**Activity**
Print all of the data exactly, with no line missing.

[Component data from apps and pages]
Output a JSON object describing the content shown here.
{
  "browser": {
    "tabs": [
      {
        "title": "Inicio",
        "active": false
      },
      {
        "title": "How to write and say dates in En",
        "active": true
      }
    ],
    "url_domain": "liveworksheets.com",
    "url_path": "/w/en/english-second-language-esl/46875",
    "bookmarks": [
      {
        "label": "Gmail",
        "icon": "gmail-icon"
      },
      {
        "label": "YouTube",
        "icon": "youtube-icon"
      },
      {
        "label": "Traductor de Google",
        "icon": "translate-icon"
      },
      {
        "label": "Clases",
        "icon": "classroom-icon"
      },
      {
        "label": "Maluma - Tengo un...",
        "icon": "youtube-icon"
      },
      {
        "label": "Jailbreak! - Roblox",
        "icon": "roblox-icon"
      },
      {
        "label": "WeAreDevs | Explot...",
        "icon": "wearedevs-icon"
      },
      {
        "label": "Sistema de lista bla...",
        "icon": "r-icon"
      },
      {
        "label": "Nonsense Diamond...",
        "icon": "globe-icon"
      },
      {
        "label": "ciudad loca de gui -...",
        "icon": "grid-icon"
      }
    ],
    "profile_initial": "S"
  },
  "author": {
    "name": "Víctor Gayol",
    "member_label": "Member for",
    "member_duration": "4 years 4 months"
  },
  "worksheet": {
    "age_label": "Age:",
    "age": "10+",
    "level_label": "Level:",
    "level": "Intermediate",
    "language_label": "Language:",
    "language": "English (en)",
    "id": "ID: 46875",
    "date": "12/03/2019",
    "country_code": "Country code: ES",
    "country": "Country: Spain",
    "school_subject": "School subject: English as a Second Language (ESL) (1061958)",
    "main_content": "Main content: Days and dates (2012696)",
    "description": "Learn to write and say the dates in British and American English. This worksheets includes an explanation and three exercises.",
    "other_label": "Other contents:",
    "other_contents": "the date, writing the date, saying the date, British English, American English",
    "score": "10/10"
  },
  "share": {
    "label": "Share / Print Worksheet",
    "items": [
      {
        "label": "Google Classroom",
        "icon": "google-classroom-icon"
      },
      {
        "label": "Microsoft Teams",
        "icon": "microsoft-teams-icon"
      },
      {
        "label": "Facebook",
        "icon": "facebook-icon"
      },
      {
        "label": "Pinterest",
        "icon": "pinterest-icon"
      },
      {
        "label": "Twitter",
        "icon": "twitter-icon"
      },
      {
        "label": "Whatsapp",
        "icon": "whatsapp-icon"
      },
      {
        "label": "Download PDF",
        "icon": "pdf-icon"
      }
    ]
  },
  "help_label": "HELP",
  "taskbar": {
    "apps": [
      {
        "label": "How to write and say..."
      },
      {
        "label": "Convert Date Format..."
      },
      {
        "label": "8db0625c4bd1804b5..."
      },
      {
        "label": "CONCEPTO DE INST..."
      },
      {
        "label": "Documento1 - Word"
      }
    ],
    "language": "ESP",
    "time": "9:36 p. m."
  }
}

**Answer section**
Output a JSON object describing the content shown here.
{
  "browser": {
    "tabs": [
      {
        "title": "Inicio",
        "active": false
      },
      {
        "title": "How to write and say dates in En",
        "active": true
      }
    ],
    "url_domain": "liveworksheets.com",
    "url_path": "/w/en/english-second-language-esl/46875",
    "bookmarks": [
      {
        "label": "Gmail",
        "icon": "gmail-icon"
      },
      {
        "label": "YouTube",
        "icon": "youtube-icon"
      },
      {
        "label": "Traductor de Google",
        "icon": "translate-icon"
      },
      {
        "label": "Clases",
        "icon": "classroom-icon"
      },
      {
        "label": "Maluma - Tengo un...",
        "icon": "youtube-icon"
      },
      {
        "label": "Jailbreak! - Roblox",
        "icon": "roblox-icon"
      },
      {
        "label": "WeAreDevs | Explot...",
        "icon": "wearedevs-icon"
      },
      {
        "label": "Sistema de lista bla...",
        "icon": "r-icon"
      },
      {
        "label": "Nonsense Diamond...",
        "icon": "globe-icon"
      },
      {
        "label": "ciudad loca de gui -...",
        "icon": "grid-icon"
      }
    ],
    "profile_initial": "S"
  },
  "author": {
    "name": "Víctor Gayol",
    "member_label": "Member for",
    "member_duration": "4 years 4 months"
  },
  "worksheet": {
    "age_label": "Age:",
    "age": "10+",
    "level_label": "Level:",
    "level": "Intermediate",
    "language_label": "Language:",
    "language": "English (en)",
    "id": "ID: 46875",
    "date": "12/03/2019",
    "country_code": "Country code: ES",
    "country": "Country: Spain",
    "school_subject": "School subject: English as a Second Language (ESL) (1061958)",
    "main_content": "Main content: Days and dates (2012696)",
    "description": "Learn to write and say the dates in British and American English. This worksheets includes an explanation and three exercises.",
    "other_label": "Other contents:",
    "other_contents": "the date, writing the date, saying the date, British English, American English",
    "score": "10/10"
  },
  "share": {
    "label": "Share / Print Worksheet",
    "items": [
      {
        "label": "Google Classroom",
        "icon": "google-classroom-icon"
      },
      {
        "label": "Microsoft Teams",
        "icon": "microsoft-teams-icon"
      },
      {
        "label": "Facebook",
        "icon": "facebook-icon"
      },
      {
        "label": "Pinterest",
        "icon": "pinterest-icon"
      },
      {
        "label": "Twitter",
        "icon": "twitter-icon"
      },
      {
        "label": "Whatsapp",
        "icon": "whatsapp-icon"
      },
      {
        "label": "Download PDF",
        "icon": "pdf-icon"
      }
    ]
  },
  "help_label": "HELP",
  "taskbar": {
    "apps": [
      {
        "label": "How to write and say..."
      },
      {
        "label": "Convert Date Format..."
      },
      {
        "label": "8db0625c4bd1804b5..."
      },
      {
        "label": "CONCEPTO DE INST..."
      },
      {
        "label": "Documento1 - Word"
      }
    ],
    "language": "ESP",
    "time": "9:36 p. m."
  }
}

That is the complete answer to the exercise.